▶ WHAT TO DO
From the data below, copy each line that includes the word "Kathryn".

▶ THE INPUT
***
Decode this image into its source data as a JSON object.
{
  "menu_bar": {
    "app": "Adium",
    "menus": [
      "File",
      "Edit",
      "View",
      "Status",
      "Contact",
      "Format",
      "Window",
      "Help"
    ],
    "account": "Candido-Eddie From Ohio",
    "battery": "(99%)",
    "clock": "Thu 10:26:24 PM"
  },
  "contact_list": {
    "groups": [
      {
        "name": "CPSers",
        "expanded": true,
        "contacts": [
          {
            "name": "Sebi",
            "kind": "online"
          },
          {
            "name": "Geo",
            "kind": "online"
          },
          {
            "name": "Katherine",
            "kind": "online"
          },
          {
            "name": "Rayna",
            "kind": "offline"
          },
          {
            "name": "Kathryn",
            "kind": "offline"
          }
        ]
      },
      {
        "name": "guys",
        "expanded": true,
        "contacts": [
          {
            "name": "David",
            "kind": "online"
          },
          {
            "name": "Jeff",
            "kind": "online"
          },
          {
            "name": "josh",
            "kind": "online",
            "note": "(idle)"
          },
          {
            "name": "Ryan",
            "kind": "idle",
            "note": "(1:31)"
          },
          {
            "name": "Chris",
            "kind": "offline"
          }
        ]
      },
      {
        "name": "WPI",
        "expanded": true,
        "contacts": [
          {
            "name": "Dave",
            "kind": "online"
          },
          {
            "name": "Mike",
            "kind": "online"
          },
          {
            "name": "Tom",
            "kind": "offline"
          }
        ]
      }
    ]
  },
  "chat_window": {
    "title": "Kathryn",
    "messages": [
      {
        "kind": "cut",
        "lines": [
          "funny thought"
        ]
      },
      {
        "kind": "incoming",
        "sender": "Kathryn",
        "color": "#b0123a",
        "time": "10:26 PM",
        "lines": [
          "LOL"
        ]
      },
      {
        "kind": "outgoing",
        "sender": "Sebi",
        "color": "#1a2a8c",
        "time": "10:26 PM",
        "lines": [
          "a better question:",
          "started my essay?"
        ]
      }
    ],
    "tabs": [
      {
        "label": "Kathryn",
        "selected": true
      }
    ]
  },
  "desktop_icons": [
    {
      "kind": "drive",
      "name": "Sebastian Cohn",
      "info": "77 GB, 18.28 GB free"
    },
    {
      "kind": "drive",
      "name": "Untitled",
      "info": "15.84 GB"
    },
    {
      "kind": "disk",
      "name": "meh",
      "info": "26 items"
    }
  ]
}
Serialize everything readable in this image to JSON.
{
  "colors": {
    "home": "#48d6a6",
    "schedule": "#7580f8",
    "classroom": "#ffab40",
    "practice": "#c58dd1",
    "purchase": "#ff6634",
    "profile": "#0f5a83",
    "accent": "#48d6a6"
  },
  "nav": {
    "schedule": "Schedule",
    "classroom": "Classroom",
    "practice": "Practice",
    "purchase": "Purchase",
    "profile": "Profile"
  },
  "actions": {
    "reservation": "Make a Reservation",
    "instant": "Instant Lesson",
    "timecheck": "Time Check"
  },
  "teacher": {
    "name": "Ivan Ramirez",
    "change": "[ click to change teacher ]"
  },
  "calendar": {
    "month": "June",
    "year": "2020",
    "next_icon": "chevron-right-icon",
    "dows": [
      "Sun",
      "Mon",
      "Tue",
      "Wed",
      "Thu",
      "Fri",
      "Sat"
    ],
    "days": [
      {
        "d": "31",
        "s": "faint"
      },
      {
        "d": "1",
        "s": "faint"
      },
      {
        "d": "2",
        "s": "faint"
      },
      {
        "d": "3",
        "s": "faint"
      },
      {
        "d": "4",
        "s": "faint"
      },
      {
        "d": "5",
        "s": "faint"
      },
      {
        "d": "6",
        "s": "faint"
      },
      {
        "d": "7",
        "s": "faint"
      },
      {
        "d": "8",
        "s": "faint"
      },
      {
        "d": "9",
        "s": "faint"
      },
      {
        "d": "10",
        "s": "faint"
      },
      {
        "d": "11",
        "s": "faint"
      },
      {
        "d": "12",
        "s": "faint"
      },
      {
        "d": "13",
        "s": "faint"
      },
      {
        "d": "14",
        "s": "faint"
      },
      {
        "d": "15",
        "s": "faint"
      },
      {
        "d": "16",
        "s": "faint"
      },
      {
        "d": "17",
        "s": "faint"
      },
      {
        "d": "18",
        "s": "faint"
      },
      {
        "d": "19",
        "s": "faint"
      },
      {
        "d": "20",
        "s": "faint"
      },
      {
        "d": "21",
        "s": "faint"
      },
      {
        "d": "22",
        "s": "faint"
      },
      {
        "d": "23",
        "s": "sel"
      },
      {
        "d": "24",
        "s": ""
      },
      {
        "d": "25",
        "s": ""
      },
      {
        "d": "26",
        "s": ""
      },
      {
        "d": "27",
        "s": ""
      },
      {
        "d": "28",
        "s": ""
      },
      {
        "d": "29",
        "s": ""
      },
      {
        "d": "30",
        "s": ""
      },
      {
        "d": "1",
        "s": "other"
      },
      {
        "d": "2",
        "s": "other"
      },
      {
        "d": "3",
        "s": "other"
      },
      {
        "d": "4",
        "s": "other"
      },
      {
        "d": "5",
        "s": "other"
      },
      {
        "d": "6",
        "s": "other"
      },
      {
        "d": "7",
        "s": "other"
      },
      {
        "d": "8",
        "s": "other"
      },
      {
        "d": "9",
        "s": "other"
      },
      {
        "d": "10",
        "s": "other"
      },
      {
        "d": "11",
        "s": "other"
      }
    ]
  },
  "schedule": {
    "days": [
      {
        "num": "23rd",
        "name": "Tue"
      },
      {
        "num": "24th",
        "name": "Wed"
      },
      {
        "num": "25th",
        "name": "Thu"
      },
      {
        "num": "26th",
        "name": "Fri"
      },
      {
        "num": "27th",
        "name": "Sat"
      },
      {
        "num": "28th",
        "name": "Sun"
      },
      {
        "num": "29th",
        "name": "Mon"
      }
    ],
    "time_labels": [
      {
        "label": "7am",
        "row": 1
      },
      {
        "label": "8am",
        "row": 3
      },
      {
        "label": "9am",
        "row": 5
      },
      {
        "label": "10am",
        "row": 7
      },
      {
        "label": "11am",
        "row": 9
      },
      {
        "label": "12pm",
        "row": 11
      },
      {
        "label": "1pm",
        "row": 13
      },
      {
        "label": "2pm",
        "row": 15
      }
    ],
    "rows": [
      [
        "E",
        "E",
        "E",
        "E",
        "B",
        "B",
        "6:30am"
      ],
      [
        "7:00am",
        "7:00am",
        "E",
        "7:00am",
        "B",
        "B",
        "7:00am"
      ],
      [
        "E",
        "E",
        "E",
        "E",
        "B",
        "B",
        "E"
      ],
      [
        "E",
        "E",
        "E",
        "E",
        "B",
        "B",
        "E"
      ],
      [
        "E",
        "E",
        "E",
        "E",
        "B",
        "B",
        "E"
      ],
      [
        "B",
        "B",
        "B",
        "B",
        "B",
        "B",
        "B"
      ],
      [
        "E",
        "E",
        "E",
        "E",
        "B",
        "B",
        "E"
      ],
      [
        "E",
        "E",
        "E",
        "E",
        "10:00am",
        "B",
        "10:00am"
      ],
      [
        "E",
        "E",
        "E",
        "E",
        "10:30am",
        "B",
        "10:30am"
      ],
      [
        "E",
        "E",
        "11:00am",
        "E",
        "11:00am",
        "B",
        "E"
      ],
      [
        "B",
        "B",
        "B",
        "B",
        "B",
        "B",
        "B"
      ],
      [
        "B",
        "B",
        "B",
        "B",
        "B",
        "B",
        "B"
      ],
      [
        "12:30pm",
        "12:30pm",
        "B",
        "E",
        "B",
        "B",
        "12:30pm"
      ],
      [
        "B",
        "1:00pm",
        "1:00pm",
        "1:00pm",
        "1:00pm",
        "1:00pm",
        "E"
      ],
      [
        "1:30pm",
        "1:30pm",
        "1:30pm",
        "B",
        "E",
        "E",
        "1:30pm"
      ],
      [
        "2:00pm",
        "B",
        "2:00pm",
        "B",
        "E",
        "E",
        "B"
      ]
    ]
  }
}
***
▶ RESPONSE TO THIS EXERCISE
            "name": "Kathryn",
    "title": "Kathryn",
        "sender": "Kathryn",
        "label": "Kathryn",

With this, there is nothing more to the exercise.